Quartz is harder than marble, and that it’s surface is resistant to scratching is well known. Lesser known is its lack of dimensional strength which can place limitations on design. For instance, in quartz surfaces inside radius corners (anywhere there is a directional change in the stone, like sinks and L-shape or U-shape  counters) must be rounded to maintain their integrity. Where the intersecting angles come together, if they are left too square (at 90 degrees), there’s an inherent weak portion that results which can crack and break. If your design calls for a zero radius, square sink it can void the warranty on the quartz. Marble can be left square and not have weak spots because there is less surface tension. Both marble and quartz can chip on the edges as well, neither are immune to that depending on the situation. 


So where does granite come in to all this?

In the quartz vs granite vs marble discussion granite is tried and true with a definite stronghold in the comparison. Like quartz, and often times more so, granite has incredible density (typically more than marble). Being igneous, formed from incredible geologic heat and pressure over millions of years, it is one of nature’s hardest materials. It is chemical-free and has no embodied carbon because it was made by the earth. Whereas quartz requires the addition of petroleum-based resin to artificially bind the quartz particles together, granite and marble have a crystalline structure naturally bound together by the forces of nature. Granite should be sealed as a preventative (an ounce of preservation is worth a pound of cure concept), but only once a year at the most – a half hour job tops. 



Marble and quartz both can be produced in ultra-thin slabs for cabinet facing and modern look countertops, full slab showers and backsplashes. Currently Polycor is the only company producing ultra-thin natural stone slabs in 1 cm thickness that also have a reinforced back which gives them 10x flexural strength.


White-Cherokee-Marble-1cm-Ultra-Thin-Slabs-Polycor-Kitchen-Andrea-Calo-7809-w - Copy

 An ultra-thin marble kitchen countertop in GEORGIA MARBLE.- WHITE CHEROKEE®.

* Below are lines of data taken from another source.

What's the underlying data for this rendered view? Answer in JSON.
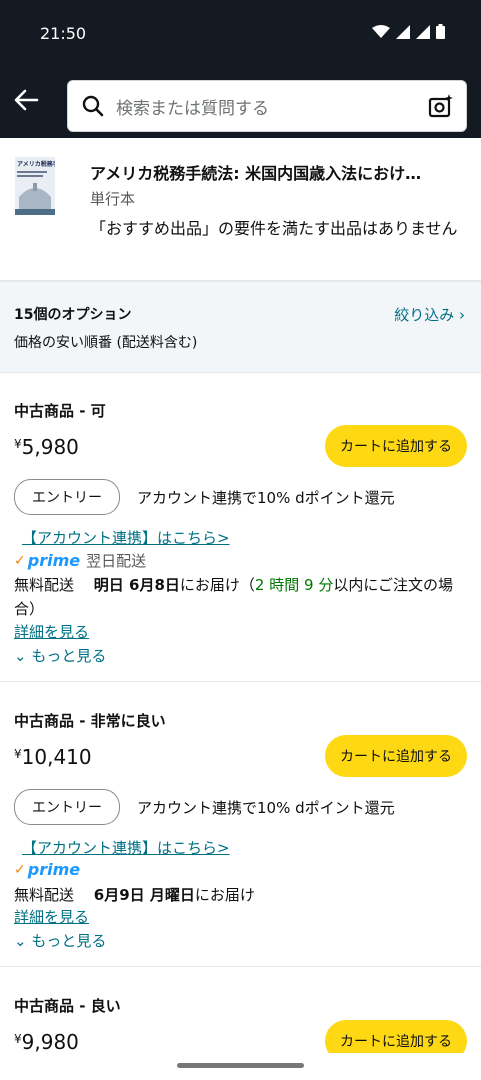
{
  "status": {
    "time": "21:50"
  },
  "search": {
    "placeholder": "検索または質問する"
  },
  "product": {
    "title": "アメリカ税務手続法: 米国内国歳入法におけ…",
    "format": "単行本",
    "notice": "「おすすめ出品」の要件を満たす出品はありません",
    "thumb_text": "アメリカ税務手続法"
  },
  "options": {
    "count": "15個のオプション",
    "sort": "価格の安い順番 (配送料含む)",
    "filter": "絞り込み ›"
  },
  "offers": [
    {
      "condition": "中古商品 - 可",
      "price_symbol": "¥",
      "price": "5,980",
      "cart": "カートに追加する",
      "entry": "エントリー",
      "dpoint": "アカウント連携で10% dポイント還元",
      "link": "【アカウント連携】はこちら>",
      "prime": "prime",
      "prime_next": "翌日配送",
      "delivery_prefix": "無料配送",
      "delivery_bold": "明日 6月8日",
      "delivery_mid": "にお届け（",
      "delivery_green": "2 時間 9 分",
      "delivery_suffix": "以内にご注文の場合）",
      "details": "詳細を見る",
      "more": "もっと見る"
    },
    {
      "condition": "中古商品 - 非常に良い",
      "price_symbol": "¥",
      "price": "10,410",
      "cart": "カートに追加する",
      "entry": "エントリー",
      "dpoint": "アカウント連携で10% dポイント還元",
      "link": "【アカウント連携】はこちら>",
      "prime": "prime",
      "delivery_prefix": "無料配送",
      "delivery_bold": "6月9日 月曜日",
      "delivery_mid": "にお届け",
      "details": "詳細を見る",
      "more": "もっと見る"
    },
    {
      "condition": "中古商品 - 良い",
      "price_symbol": "¥",
      "price": "9,980",
      "cart": "カートに追加する"
    }
  ],
  "colors": {
    "header_bg": "#131a22",
    "cart_yellow": "#ffd814",
    "link_teal": "#007185",
    "prime_blue": "#1a98ff",
    "green": "#007600"
  }
}
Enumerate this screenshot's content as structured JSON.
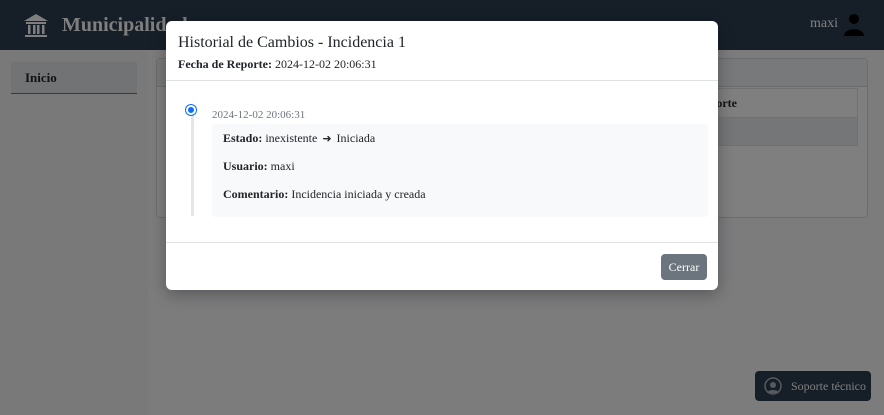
{
  "header": {
    "brand": "Municipalidad",
    "user": "maxi"
  },
  "sidebar": {
    "items": [
      {
        "label": "Inicio"
      }
    ]
  },
  "main": {
    "table": {
      "partial_header": "orte"
    }
  },
  "support": {
    "label": "Soporte técnico"
  },
  "modal": {
    "title": "Historial de Cambios - Incidencia 1",
    "report_label": "Fecha de Reporte:",
    "report_value": "2024-12-02 20:06:31",
    "entries": [
      {
        "date": "2024-12-02 20:06:31",
        "estado_label": "Estado:",
        "estado_from": "inexistente",
        "estado_arrow": "➜",
        "estado_to": "Iniciada",
        "usuario_label": "Usuario:",
        "usuario_value": "maxi",
        "comentario_label": "Comentario:",
        "comentario_value": "Incidencia iniciada y creada"
      }
    ],
    "close_label": "Cerrar"
  },
  "colors": {
    "primary": "#0d6efd",
    "topbar": "#2c3e50",
    "secondary": "#6c757d"
  },
  "icons": {
    "brand": "municipal-building-icon",
    "user": "user-icon",
    "support": "support-headset-icon"
  }
}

Appropriately spec’ed, US marble, granite and engineered quartz can be beautiful, durable materials for kitchens and baths. Knowing their strengths and limitations can help you tailor your design to your client’s lifestyle without restricting your design based on myths of material choices.

Now instead of asking, “What are you cooking and how often do you clean?” you can ask, “What’s the look you want to achieve?”